▶ Prompt:
Only the number is wanted: how many lines of these entries contain the word "libreoffice"?

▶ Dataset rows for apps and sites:
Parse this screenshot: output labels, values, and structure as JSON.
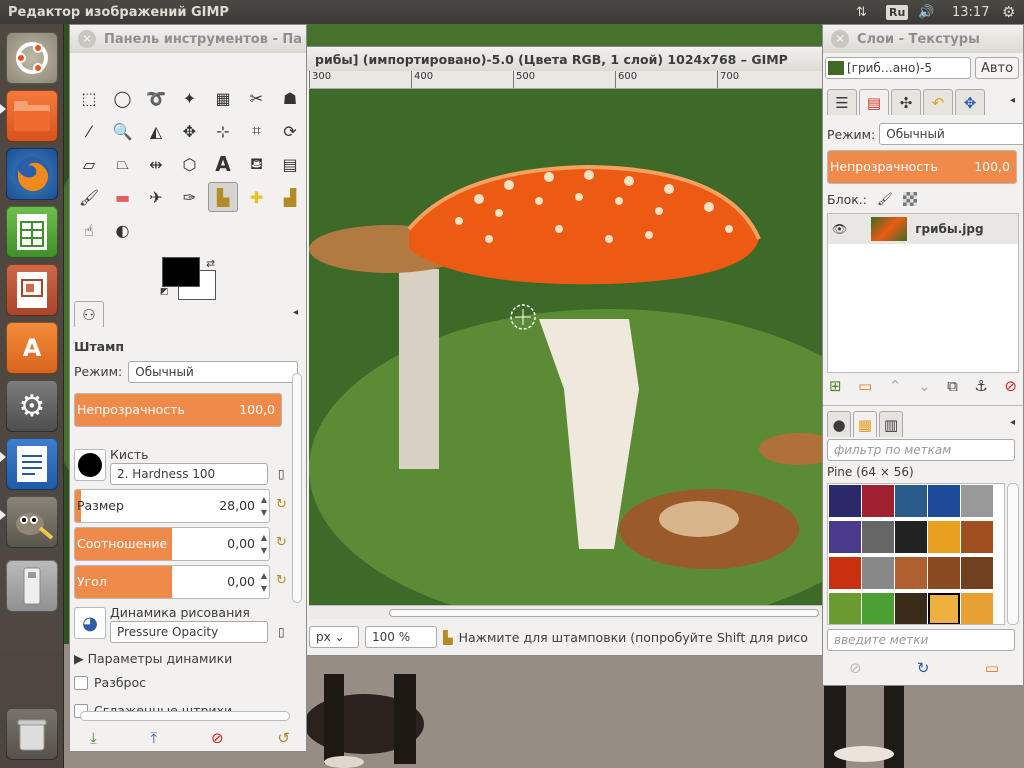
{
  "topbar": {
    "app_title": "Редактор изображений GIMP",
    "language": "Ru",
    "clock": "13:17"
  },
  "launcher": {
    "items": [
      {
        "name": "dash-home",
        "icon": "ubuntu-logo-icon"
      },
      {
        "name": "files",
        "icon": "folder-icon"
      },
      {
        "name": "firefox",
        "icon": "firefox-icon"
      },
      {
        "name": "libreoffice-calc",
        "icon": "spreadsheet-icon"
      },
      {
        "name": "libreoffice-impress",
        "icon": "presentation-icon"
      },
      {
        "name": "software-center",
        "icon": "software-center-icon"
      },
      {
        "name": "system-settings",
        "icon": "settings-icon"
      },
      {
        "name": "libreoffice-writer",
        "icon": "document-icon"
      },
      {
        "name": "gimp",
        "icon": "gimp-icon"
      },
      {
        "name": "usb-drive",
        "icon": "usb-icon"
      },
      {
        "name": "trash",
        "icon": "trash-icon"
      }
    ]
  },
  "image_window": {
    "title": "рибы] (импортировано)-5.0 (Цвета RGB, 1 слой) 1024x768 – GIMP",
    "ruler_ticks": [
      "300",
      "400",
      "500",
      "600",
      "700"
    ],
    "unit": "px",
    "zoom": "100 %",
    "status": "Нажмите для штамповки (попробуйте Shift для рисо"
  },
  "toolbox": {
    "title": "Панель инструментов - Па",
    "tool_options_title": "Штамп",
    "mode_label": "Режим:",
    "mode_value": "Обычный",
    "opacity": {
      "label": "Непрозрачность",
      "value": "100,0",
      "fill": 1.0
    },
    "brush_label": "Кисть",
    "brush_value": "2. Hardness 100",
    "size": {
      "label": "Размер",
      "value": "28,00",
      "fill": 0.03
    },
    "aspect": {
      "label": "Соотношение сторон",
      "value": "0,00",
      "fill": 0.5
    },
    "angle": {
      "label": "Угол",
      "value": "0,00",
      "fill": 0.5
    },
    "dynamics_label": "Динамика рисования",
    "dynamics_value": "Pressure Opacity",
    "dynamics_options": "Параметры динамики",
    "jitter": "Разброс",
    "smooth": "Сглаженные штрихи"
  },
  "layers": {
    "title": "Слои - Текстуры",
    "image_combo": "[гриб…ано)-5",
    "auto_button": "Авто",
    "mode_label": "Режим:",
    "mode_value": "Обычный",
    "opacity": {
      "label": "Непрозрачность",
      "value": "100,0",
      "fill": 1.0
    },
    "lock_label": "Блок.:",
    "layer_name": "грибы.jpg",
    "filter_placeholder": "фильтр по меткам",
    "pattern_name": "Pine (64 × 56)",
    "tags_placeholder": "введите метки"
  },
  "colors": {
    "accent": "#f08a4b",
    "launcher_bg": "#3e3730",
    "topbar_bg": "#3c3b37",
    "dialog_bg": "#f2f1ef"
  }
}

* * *

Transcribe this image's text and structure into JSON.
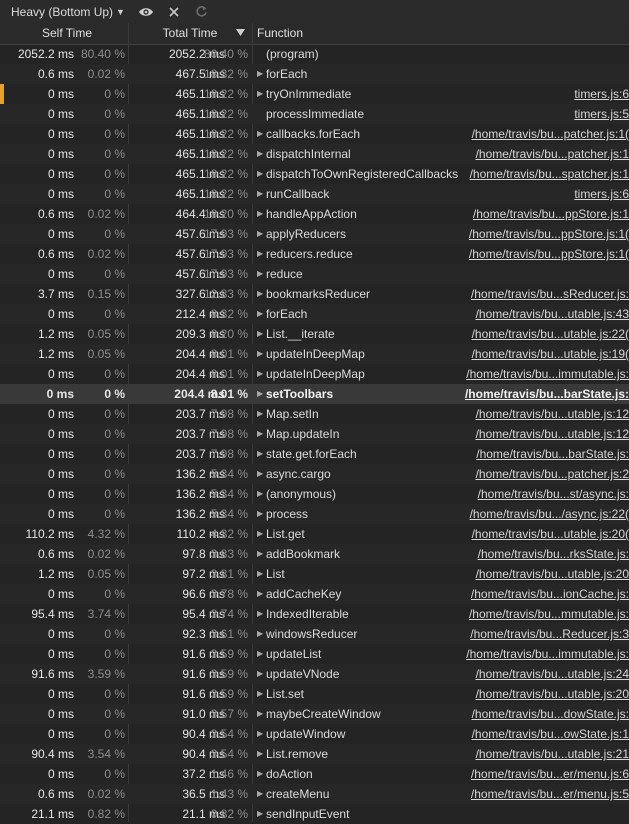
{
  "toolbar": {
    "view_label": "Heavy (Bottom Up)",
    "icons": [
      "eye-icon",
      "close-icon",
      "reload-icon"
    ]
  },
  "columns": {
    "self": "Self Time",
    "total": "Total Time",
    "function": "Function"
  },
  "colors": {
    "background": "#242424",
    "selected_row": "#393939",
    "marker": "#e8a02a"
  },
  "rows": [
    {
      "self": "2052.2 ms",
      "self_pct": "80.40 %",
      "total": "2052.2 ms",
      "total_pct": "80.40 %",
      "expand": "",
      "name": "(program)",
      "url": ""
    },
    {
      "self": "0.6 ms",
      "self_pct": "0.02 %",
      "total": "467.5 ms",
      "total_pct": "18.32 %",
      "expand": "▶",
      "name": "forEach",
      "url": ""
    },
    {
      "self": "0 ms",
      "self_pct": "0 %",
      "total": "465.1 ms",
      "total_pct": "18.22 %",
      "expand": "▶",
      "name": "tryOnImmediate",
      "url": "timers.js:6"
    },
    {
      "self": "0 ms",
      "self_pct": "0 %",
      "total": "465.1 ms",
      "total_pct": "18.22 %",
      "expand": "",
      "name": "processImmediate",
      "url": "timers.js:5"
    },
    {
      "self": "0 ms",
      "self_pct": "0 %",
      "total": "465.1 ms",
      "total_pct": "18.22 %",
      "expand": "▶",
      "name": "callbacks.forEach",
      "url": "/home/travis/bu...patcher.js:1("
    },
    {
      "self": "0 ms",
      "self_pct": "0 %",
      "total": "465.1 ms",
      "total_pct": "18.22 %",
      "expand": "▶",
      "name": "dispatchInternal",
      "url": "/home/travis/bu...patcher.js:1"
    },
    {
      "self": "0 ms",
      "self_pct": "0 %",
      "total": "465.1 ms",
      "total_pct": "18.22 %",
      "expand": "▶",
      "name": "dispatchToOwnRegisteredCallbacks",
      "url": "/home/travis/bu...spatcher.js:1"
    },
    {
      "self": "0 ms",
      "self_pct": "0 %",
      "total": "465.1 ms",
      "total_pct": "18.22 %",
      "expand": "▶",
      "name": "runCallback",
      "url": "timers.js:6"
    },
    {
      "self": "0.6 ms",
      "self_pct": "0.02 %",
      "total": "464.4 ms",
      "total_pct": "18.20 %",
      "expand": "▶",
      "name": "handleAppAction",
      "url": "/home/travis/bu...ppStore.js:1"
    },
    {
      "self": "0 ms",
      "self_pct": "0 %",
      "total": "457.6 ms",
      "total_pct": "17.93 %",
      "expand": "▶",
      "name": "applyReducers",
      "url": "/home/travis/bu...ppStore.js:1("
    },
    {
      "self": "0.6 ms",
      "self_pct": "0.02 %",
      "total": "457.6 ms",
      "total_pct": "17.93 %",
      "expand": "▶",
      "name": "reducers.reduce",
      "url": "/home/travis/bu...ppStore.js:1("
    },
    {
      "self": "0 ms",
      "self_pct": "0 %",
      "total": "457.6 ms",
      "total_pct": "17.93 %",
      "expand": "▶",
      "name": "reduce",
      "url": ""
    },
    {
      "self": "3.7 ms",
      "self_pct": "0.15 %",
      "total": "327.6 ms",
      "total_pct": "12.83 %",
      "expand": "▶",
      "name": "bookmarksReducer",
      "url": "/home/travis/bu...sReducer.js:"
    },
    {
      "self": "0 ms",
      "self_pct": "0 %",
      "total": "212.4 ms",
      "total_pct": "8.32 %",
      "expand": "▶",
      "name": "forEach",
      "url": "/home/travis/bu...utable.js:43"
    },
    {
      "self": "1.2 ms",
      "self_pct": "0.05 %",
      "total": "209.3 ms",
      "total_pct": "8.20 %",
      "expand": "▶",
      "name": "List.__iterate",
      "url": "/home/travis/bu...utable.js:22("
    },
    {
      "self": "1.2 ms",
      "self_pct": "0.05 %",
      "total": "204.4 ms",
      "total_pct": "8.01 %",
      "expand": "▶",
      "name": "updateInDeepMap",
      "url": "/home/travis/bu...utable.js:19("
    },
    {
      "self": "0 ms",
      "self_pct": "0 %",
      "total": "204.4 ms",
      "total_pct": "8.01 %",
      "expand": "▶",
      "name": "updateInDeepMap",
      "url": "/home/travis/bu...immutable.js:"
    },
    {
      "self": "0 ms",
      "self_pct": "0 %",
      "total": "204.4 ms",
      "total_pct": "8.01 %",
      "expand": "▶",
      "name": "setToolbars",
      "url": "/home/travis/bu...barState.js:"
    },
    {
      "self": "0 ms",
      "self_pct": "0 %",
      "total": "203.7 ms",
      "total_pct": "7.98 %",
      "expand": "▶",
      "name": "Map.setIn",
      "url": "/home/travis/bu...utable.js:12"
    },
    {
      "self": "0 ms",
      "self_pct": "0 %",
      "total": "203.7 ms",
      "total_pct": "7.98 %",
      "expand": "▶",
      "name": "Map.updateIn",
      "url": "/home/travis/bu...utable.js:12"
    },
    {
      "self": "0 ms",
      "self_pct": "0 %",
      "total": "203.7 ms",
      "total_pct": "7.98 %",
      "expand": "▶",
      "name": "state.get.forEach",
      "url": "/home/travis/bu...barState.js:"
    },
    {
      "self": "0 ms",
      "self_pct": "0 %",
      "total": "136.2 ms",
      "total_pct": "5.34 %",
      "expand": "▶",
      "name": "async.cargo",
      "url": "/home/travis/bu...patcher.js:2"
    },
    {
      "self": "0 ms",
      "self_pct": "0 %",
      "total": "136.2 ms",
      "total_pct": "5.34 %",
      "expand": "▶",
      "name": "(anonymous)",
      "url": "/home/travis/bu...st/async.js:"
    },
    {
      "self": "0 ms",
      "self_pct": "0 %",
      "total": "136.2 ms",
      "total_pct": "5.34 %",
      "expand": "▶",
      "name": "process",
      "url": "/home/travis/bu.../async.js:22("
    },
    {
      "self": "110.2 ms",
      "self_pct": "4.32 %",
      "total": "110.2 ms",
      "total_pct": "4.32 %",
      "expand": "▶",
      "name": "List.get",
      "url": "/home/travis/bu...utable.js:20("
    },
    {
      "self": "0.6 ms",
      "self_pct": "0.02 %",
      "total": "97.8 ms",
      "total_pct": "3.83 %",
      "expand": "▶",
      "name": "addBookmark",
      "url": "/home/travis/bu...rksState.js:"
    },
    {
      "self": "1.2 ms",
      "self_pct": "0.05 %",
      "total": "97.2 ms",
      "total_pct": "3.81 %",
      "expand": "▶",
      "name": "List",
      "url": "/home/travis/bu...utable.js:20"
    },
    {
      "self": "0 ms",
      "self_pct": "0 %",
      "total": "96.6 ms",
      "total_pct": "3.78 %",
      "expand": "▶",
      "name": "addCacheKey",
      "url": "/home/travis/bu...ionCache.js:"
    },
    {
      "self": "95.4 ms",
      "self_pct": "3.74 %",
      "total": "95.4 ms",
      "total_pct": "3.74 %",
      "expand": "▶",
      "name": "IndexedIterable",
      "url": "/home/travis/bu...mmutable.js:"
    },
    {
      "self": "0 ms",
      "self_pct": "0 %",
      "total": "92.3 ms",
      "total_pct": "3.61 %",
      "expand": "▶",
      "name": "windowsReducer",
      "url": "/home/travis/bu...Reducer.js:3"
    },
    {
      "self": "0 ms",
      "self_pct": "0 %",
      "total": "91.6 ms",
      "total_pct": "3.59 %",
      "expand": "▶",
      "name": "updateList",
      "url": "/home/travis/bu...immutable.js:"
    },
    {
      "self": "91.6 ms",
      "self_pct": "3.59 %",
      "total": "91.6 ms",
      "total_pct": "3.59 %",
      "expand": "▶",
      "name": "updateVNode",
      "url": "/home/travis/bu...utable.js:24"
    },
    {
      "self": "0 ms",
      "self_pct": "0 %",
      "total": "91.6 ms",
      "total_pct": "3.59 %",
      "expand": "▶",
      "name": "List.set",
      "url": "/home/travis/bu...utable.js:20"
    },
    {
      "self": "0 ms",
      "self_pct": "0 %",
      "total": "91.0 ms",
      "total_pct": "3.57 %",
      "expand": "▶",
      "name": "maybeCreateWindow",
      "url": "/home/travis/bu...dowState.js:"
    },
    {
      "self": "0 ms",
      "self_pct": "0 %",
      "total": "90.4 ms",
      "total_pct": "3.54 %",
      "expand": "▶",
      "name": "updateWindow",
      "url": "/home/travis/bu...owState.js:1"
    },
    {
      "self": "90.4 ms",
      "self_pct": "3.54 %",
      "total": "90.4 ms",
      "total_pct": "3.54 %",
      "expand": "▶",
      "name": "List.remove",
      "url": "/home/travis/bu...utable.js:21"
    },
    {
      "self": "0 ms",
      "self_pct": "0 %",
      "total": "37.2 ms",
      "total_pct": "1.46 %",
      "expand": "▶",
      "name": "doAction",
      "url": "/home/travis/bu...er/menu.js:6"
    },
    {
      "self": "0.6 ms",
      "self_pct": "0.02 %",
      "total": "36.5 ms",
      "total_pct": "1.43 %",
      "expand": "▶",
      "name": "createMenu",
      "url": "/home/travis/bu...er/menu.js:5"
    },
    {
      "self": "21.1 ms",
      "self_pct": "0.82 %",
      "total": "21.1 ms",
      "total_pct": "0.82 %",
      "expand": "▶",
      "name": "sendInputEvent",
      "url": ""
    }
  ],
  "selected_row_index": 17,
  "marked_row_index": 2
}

▶ Task answer:
3